▸ PROBLEM TO WORK ON: Please find all lines containing "elem" in the listing below and copy them.

BEGIN INPUT DATA

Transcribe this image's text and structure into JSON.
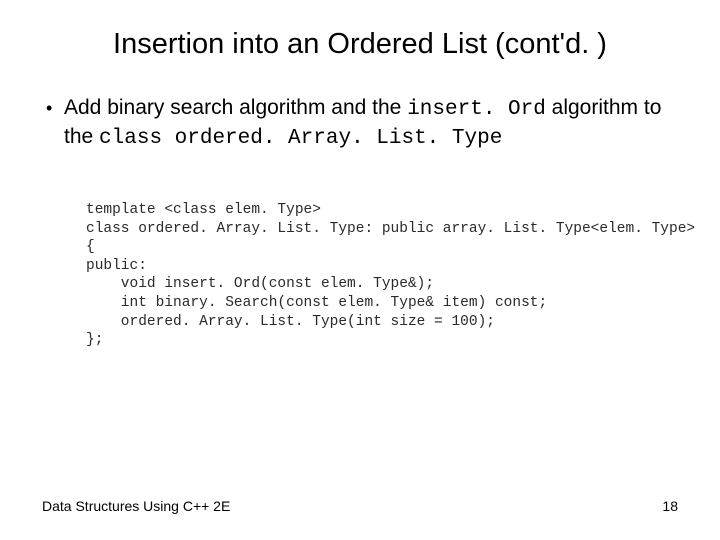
{
  "slide": {
    "title": "Insertion into an Ordered List (cont'd. )",
    "bullet": {
      "prefix": "Add binary search algorithm and the ",
      "code1": "insert. Ord",
      "mid": " algorithm to the ",
      "code2": "class ordered. Array. List. Type"
    },
    "code": {
      "l1": "template <class elem. Type>",
      "l2": "class ordered. Array. List. Type: public array. List. Type<elem. Type>",
      "l3": "{",
      "l4": "public:",
      "l5": "    void insert. Ord(const elem. Type&);",
      "l6": "    int binary. Search(const elem. Type& item) const;",
      "l7": "    ordered. Array. List. Type(int size = 100);",
      "l8": "};"
    }
  },
  "footer": {
    "left": "Data Structures Using C++ 2E",
    "right": "18"
  }
}
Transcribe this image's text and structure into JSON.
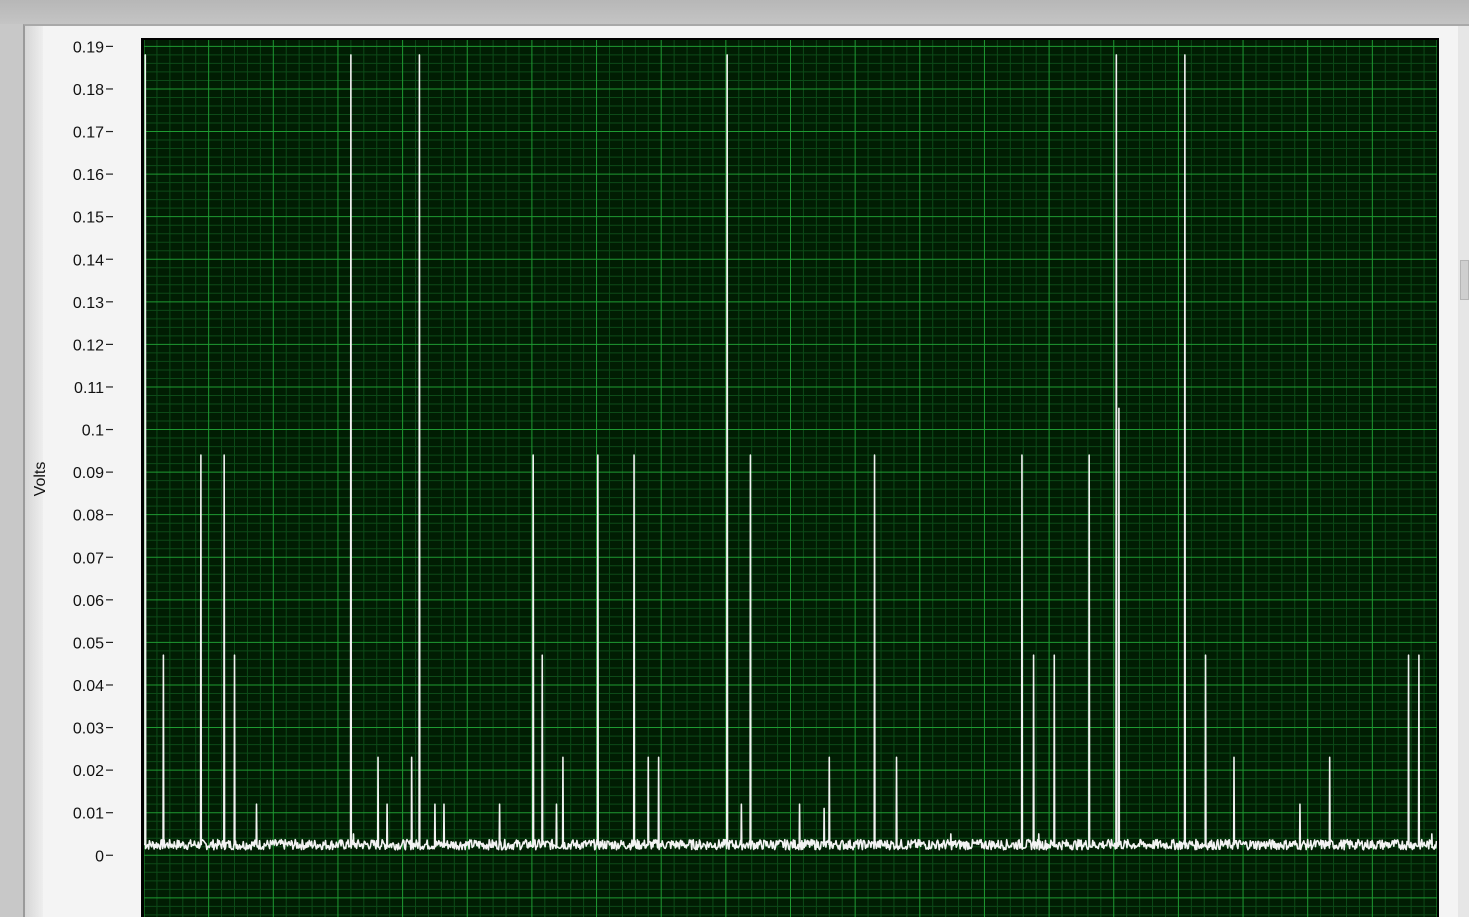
{
  "chart_data": {
    "type": "line",
    "title": "",
    "xlabel": "",
    "ylabel": "Volts",
    "ylim": [
      -0.0145,
      0.1915
    ],
    "yticks": [
      "0.19",
      "0.18",
      "0.17",
      "0.16",
      "0.15",
      "0.14",
      "0.13",
      "0.12",
      "0.11",
      "0.1",
      "0.09",
      "0.08",
      "0.07",
      "0.06",
      "0.05",
      "0.04",
      "0.03",
      "0.02",
      "0.01",
      "0"
    ],
    "ytick_values": [
      0.19,
      0.18,
      0.17,
      0.16,
      0.15,
      0.14,
      0.13,
      0.12,
      0.11,
      0.1,
      0.09,
      0.08,
      0.07,
      0.06,
      0.05,
      0.04,
      0.03,
      0.02,
      0.01,
      0
    ],
    "grid": true,
    "baseline": 0.0025,
    "noise": 0.0012,
    "x": [
      0,
      1000
    ],
    "series": [
      {
        "name": "",
        "peaks": [
          [
            1,
            0.188
          ],
          [
            15,
            0.047
          ],
          [
            44,
            0.094
          ],
          [
            62,
            0.094
          ],
          [
            70,
            0.047
          ],
          [
            87,
            0.012
          ],
          [
            160,
            0.188
          ],
          [
            162,
            0.005
          ],
          [
            181,
            0.023
          ],
          [
            188,
            0.012
          ],
          [
            207,
            0.023
          ],
          [
            213,
            0.188
          ],
          [
            225,
            0.012
          ],
          [
            232,
            0.012
          ],
          [
            275,
            0.012
          ],
          [
            301,
            0.094
          ],
          [
            308,
            0.047
          ],
          [
            319,
            0.012
          ],
          [
            324,
            0.023
          ],
          [
            351,
            0.094
          ],
          [
            379,
            0.094
          ],
          [
            390,
            0.023
          ],
          [
            398,
            0.023
          ],
          [
            451,
            0.188
          ],
          [
            462,
            0.012
          ],
          [
            469,
            0.094
          ],
          [
            507,
            0.012
          ],
          [
            526,
            0.011
          ],
          [
            530,
            0.023
          ],
          [
            565,
            0.094
          ],
          [
            582,
            0.023
          ],
          [
            624,
            0.005
          ],
          [
            679,
            0.094
          ],
          [
            688,
            0.047
          ],
          [
            692,
            0.005
          ],
          [
            704,
            0.047
          ],
          [
            731,
            0.094
          ],
          [
            752,
            0.188
          ],
          [
            754,
            0.105
          ],
          [
            805,
            0.188
          ],
          [
            821,
            0.047
          ],
          [
            843,
            0.023
          ],
          [
            894,
            0.012
          ],
          [
            917,
            0.023
          ],
          [
            978,
            0.047
          ],
          [
            986,
            0.047
          ],
          [
            996,
            0.005
          ]
        ]
      }
    ]
  }
}
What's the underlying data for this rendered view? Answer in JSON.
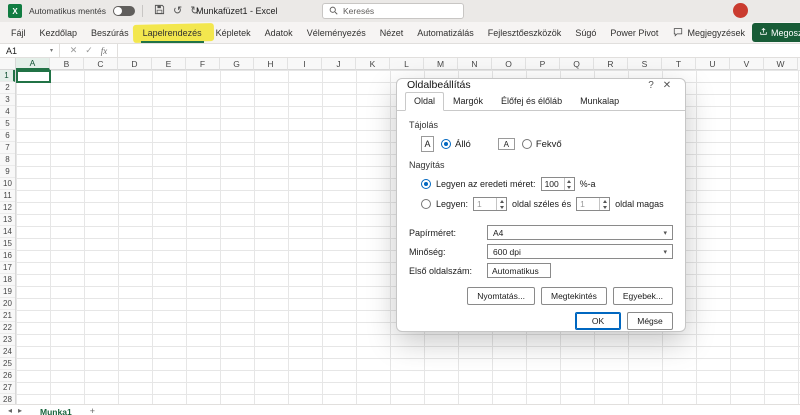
{
  "colors": {
    "excel_green": "#217346",
    "share_green": "#185c37",
    "accent_blue": "#0067c0",
    "highlight_yellow": "#f3e53c",
    "avatar_red": "#ca3b2f"
  },
  "glyphs": {
    "app_icon": "X",
    "undo": "↺",
    "redo": "↻",
    "chevron_down": "▾",
    "help": "?",
    "close": "✕",
    "cancel": "✕",
    "check": "✓",
    "sheet_nav_left": "◂",
    "sheet_nav_right": "▸",
    "add_sheet": "+"
  },
  "titlebar": {
    "autosave_label": "Automatikus mentés",
    "workbook_title": "Munkafüzet1 - Excel",
    "search_placeholder": "Keresés"
  },
  "ribbon": {
    "tabs": [
      "Fájl",
      "Kezdőlap",
      "Beszúrás",
      "Lapelrendezés",
      "Képletek",
      "Adatok",
      "Véleményezés",
      "Nézet",
      "Automatizálás",
      "Fejlesztőeszközök",
      "Súgó",
      "Power Pivot"
    ],
    "highlighted_tab": "Lapelrendezés",
    "comments_label": "Megjegyzések",
    "share_label": "Megosztás"
  },
  "formula_bar": {
    "name_box": "A1",
    "fx_label": "fx"
  },
  "grid": {
    "columns": [
      "A",
      "B",
      "C",
      "D",
      "E",
      "F",
      "G",
      "H",
      "I",
      "J",
      "K",
      "L",
      "M",
      "N",
      "O",
      "P",
      "Q",
      "R",
      "S",
      "T",
      "U",
      "V",
      "W"
    ],
    "row_count": 28,
    "active_cell": "A1"
  },
  "sheet_bar": {
    "sheet_name": "Munka1"
  },
  "dialog": {
    "title": "Oldalbeállítás",
    "tabs": [
      "Oldal",
      "Margók",
      "Élőfej és élőláb",
      "Munkalap"
    ],
    "selected_tab": "Oldal",
    "orientation": {
      "section_label": "Tájolás",
      "icon_glyph": "A",
      "portrait_label": "Álló",
      "landscape_label": "Fekvő",
      "selected": "Álló"
    },
    "scaling": {
      "section_label": "Nagyítás",
      "adjust_label": "Legyen az eredeti méret:",
      "adjust_value": "100",
      "adjust_suffix": "%-a",
      "fit_label": "Legyen:",
      "fit_pages_wide": "1",
      "fit_wide_suffix": "oldal széles és",
      "fit_pages_tall": "1",
      "fit_tall_suffix": "oldal magas",
      "selected": "adjust"
    },
    "paper_size": {
      "label": "Papírméret:",
      "value": "A4"
    },
    "quality": {
      "label": "Minőség:",
      "value": "600 dpi"
    },
    "first_page": {
      "label": "Első oldalszám:",
      "value": "Automatikus"
    },
    "buttons": {
      "print": "Nyomtatás...",
      "preview": "Megtekintés",
      "options": "Egyebek...",
      "ok": "OK",
      "cancel": "Mégse"
    }
  }
}
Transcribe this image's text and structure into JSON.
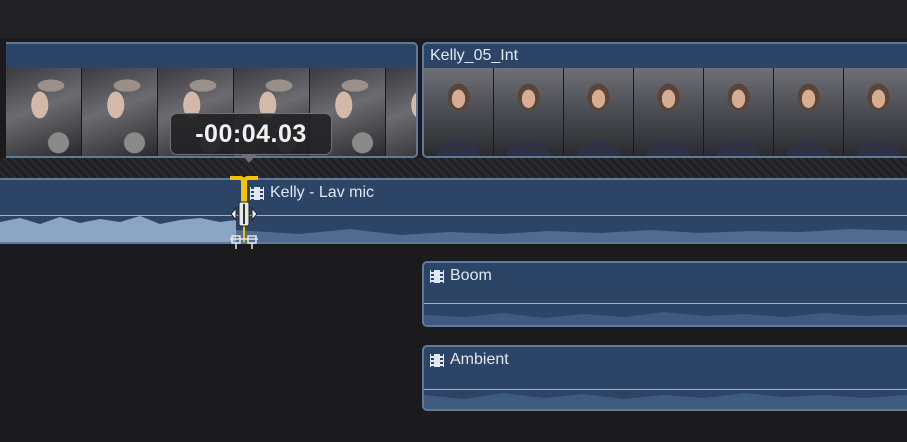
{
  "clips": {
    "video_left": {
      "name": ""
    },
    "video_right": {
      "name": "Kelly_05_Int"
    }
  },
  "audio": {
    "main": {
      "name": "Kelly - Lav mic"
    },
    "boom": {
      "name": "Boom"
    },
    "ambient": {
      "name": "Ambient"
    }
  },
  "trim": {
    "timecode": "-00:04.03"
  },
  "icons": [
    "film-icon",
    "trim-handle-icon"
  ],
  "colors": {
    "clip_fill": "#2c4566",
    "clip_border": "#5f7a9c",
    "trim_accent": "#f5c400",
    "background": "#1b1b1d"
  }
}
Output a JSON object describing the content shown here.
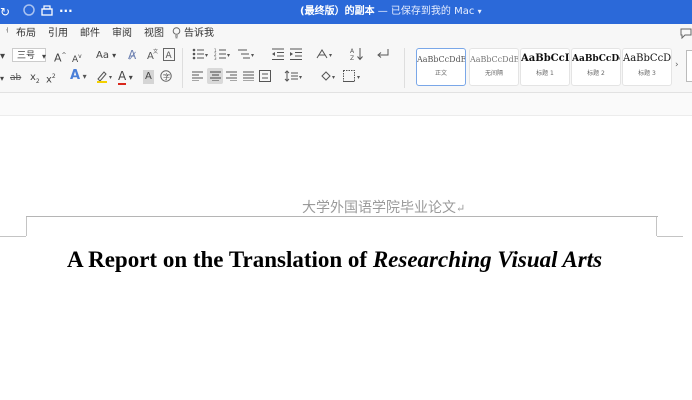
{
  "titlebar": {
    "doc_name": "(最终版）的副本",
    "status": " — 已保存到我的 Mac",
    "icons": [
      "undo-icon",
      "redo-icon",
      "print-icon",
      "more-icon"
    ]
  },
  "menu": {
    "items": [
      "布局",
      "引用",
      "邮件",
      "审阅",
      "视图"
    ],
    "tell_me": "告诉我"
  },
  "ribbon": {
    "font_size": "三号",
    "font_grow": "A",
    "font_shrink": "A",
    "change_case": "Aa",
    "text_effects": "A",
    "font_color": "A",
    "char_shading": "A"
  },
  "styles": [
    {
      "sample": "AaBbCcDdEe",
      "name": "正文"
    },
    {
      "sample": "AaBbCcDdEe",
      "name": "无间隔"
    },
    {
      "sample": "AaBbCcI",
      "name": "标题 1"
    },
    {
      "sample": "AaBbCcDc",
      "name": "标题 2"
    },
    {
      "sample": "AaBbCcD",
      "name": "标题 3"
    }
  ],
  "document": {
    "header": "大学外国语学院毕业论文",
    "header_mark": "↵",
    "title_plain": "A Report on the Translation of ",
    "title_italic": "Researching Visual Arts"
  },
  "colors": {
    "titlebar": "#2b69d9",
    "accent": "#7aa7e8"
  }
}
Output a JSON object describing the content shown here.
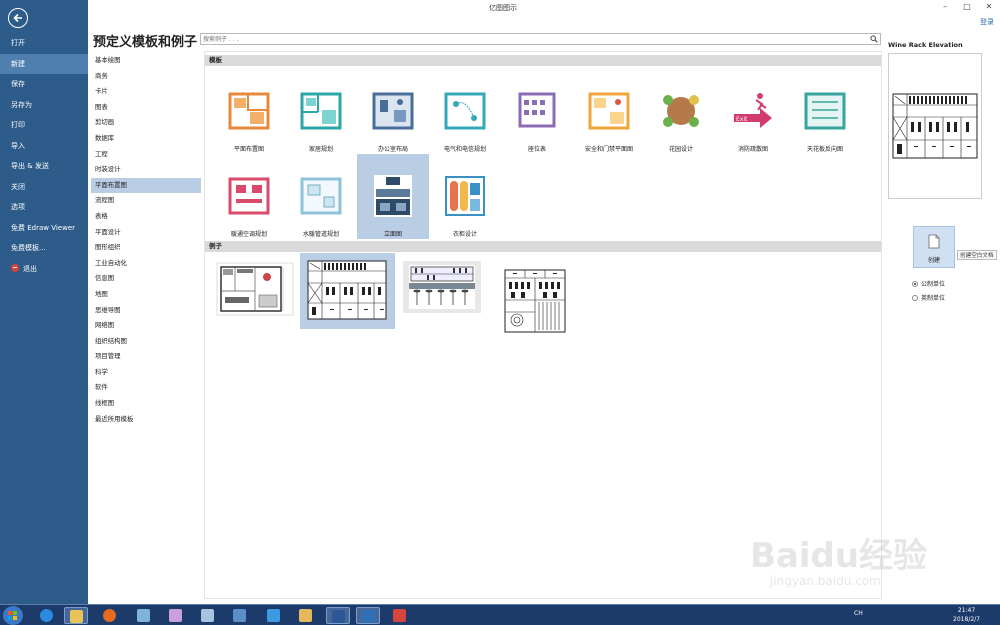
{
  "window": {
    "title": "亿图图示",
    "login_label": "登录",
    "min": "–",
    "max": "□",
    "close": "✕"
  },
  "backstage": {
    "items": [
      {
        "label": "打开",
        "active": false
      },
      {
        "label": "新建",
        "active": true
      },
      {
        "label": "保存",
        "active": false
      },
      {
        "label": "另存为",
        "active": false
      },
      {
        "label": "打印",
        "active": false
      },
      {
        "label": "导入",
        "active": false
      },
      {
        "label": "导出 & 发送",
        "active": false
      },
      {
        "label": "关闭",
        "active": false
      },
      {
        "label": "选项",
        "active": false
      },
      {
        "label": "免费 Edraw Viewer",
        "active": false
      },
      {
        "label": "免费模板...",
        "active": false
      },
      {
        "label": "退出",
        "active": false,
        "icon": "exit-icon"
      }
    ]
  },
  "heading": "预定义模板和例子",
  "search": {
    "placeholder": "搜索例子 . . ."
  },
  "categories": [
    "基本绘图",
    "商务",
    "卡片",
    "图表",
    "剪切画",
    "数据库",
    "工程",
    "时装设计",
    "平面布置图",
    "流程图",
    "表格",
    "平面设计",
    "图形组织",
    "工业自动化",
    "信息图",
    "地图",
    "思维导图",
    "网络图",
    "组织结构图",
    "项目管理",
    "科学",
    "软件",
    "线框图",
    "最近所用模板"
  ],
  "active_category": "平面布置图",
  "templates_header": "模板",
  "examples_header": "例子",
  "templates": [
    {
      "label": "平面布置图",
      "icon": "floor-plan-icon"
    },
    {
      "label": "家居规划",
      "icon": "home-plan-icon"
    },
    {
      "label": "办公室布局",
      "icon": "office-layout-icon"
    },
    {
      "label": "电气和电信规划",
      "icon": "electrical-plan-icon"
    },
    {
      "label": "座位表",
      "icon": "seating-chart-icon"
    },
    {
      "label": "安全和门禁平面图",
      "icon": "security-plan-icon"
    },
    {
      "label": "花园设计",
      "icon": "garden-design-icon"
    },
    {
      "label": "消防疏散图",
      "icon": "fire-exit-icon"
    },
    {
      "label": "天花板反向图",
      "icon": "ceiling-plan-icon"
    },
    {
      "label": "暖通空调规划",
      "icon": "hvac-plan-icon"
    },
    {
      "label": "水暖管道规划",
      "icon": "plumbing-plan-icon"
    },
    {
      "label": "立面图",
      "icon": "elevation-icon",
      "selected": true
    },
    {
      "label": "衣柜设计",
      "icon": "wardrobe-design-icon"
    }
  ],
  "examples": [
    {
      "name": "kitchen-plan-example"
    },
    {
      "name": "wine-rack-elevation-example",
      "selected": true
    },
    {
      "name": "bar-elevation-example"
    },
    {
      "name": "cabinet-elevation-example"
    }
  ],
  "preview": {
    "title": "Wine Rack Elevation"
  },
  "create": {
    "label": "创建",
    "tooltip": "创建空白文档"
  },
  "units": [
    {
      "label": "公制单位",
      "checked": true
    },
    {
      "label": "英制单位",
      "checked": false
    }
  ],
  "watermark": {
    "text": "Baidu经验",
    "url": "jingyan.baidu.com"
  },
  "taskbar": {
    "lang": "CH",
    "time": "21:47",
    "date": "2018/2/7"
  }
}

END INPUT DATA

▸ COMPLETED TASK:
      "l1": "template <class elem. Type>",
      "l2": "class ordered. Array. List. Type: public array. List. Type<elem. Type>",
      "l5": "    void insert. Ord(const elem. Type&);",
      "l6": "    int binary. Search(const elem. Type& item) const;",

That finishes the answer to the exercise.